The Marine City projects by Kiyonori Kikutake, designed between 1958 and 1963, are the first and most influential proposals to build ‘Megastructures’ into the sea after the dissolution of C.I.A.M. They include two basic types: the ‘Floating Structure’ as a concentric and city-scale type, and the ‘Linear Ocean City’ as a linear and national-scale type.
Marine City Technical Information
- Architects: Kiyonori Kikutake
- Location: Tokyo, Japan
- Typology: Urban Planing
- Style: Metabolism
- Project Year: 1958 – 1963
- Drawings: © Kiyonori Kikutake
Contrary to the architecture of the past, contemporary architecture must be capable of responding to the changing needs of the contemporary era.– Kiyonori Kikutake
Marine City Photographs
Tokyo Marine City History
The Japanese architect Kiyonori Kikutake, a core member of the ‘Metabolism’ group, proposed his original idea of ‘Marine City’ in 1959, and its concept widely spread through the publication of “Metabolism 1960”. According to the manifesto, ‘Marine City’ is “a unit” of a “new human community in the sea,” an answer to the decreasing living standard and the unstable political and social situation due to the limitation of land.
However, “the purpose of Marine City is neither intended to enlarge the land nor to escape from the land,” but ‘Marine City’ is instead considered a new urban archetype for living on the sea.

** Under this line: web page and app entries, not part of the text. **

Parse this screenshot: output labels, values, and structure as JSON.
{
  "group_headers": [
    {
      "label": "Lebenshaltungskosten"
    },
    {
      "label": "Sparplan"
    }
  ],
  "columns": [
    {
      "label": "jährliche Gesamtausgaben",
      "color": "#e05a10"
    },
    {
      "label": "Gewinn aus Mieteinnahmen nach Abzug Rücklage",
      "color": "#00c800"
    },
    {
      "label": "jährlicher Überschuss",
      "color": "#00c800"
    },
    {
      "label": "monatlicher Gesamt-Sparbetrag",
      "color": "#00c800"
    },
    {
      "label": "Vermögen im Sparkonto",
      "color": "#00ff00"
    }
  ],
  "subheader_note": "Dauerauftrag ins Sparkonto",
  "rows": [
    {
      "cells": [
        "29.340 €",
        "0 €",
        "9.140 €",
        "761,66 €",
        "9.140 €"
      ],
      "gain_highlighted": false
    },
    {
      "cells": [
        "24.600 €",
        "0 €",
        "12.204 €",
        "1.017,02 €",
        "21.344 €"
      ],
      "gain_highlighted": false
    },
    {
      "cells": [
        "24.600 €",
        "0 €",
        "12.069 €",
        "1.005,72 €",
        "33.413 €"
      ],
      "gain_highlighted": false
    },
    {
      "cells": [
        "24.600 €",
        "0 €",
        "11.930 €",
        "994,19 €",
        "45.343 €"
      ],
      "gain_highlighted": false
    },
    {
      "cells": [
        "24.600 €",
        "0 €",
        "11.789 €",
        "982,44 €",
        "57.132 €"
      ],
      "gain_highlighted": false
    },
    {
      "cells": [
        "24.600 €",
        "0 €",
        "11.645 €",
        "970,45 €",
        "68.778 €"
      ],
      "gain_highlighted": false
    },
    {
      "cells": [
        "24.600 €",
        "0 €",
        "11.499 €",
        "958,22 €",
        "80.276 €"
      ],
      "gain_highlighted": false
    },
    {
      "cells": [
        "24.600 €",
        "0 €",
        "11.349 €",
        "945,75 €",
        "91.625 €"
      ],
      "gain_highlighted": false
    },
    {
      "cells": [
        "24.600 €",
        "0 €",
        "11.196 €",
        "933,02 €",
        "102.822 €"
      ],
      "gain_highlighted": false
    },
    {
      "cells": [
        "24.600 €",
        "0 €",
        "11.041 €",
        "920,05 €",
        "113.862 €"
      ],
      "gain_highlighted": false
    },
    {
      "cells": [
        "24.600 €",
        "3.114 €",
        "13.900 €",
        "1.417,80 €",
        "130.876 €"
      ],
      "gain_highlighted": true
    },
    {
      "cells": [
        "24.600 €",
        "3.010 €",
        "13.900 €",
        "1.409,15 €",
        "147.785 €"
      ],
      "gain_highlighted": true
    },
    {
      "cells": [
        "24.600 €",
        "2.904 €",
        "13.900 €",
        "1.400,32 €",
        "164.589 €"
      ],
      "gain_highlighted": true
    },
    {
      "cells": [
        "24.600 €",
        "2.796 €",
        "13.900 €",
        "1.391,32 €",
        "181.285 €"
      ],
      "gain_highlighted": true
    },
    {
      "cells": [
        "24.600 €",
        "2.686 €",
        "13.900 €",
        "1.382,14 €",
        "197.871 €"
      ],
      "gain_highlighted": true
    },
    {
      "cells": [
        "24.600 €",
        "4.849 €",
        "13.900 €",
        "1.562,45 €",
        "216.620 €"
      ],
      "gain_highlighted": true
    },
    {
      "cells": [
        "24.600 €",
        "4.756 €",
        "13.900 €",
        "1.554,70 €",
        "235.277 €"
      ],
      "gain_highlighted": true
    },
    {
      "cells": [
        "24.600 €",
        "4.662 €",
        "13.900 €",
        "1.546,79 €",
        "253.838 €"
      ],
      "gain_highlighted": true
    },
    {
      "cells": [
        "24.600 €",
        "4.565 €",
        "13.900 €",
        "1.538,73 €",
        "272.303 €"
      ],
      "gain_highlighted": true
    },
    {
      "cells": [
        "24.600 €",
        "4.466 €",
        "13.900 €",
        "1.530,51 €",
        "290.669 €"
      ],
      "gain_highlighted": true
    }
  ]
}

The original idea was followed by several projects that Kikutake summarized retrospectively in a later publication. He positioned ‘Marine City’ among ‘Megastructure’ proposals because he attempted to integrate architecture with the scale of the city.
However, “the purpose of Marine City is neither intended to enlarge the land nor to escape from the land,” but ‘Marine City’ is instead considered a new urban archetype for living on the sea.
The project presented in 1958 was a floating industrial city with a circular shape, with a diameter of 4 km. At the periphery of the town, twelve spherical industrial facilities, approximately 1,000,000 m2 of total area, were located. They were parts of the “kombinat,” the “mother’s body” of an evolving industrial city.
For the dwelling, six cylindrical towers were “delivered out” “from the plant city.” On the concrete towers’ inner walls, individual living units would be installed alternately to accommodate a population of 50,000 under the sea. With a control tower at the center, the city would offer “stereo-space for the human community on the surface.” After the first proposal, Kikutake presented three other projects that expanded the ideas of the first proposal.
Marine City Plans
Marine City Image Gallery
About Kiyonori Kikutake
For more than half a century, visionary architect Kiyonori Kikutake (1928–2011) pursued Metabolic architecture, embracing renewal, recycling, and transformation forces. Following the debut of his Sky House and his urban proposals at the 1959 C.I.A.M. (Congrès Internationale d’Architecture Moderne) Conference in Otterloo in the Netherlands, Kikutake became a leading voice of Metabolism. The architectural movement was launched at the 1960 World Design Conference in Tokyo.
Other works from Kiyonori Kikutake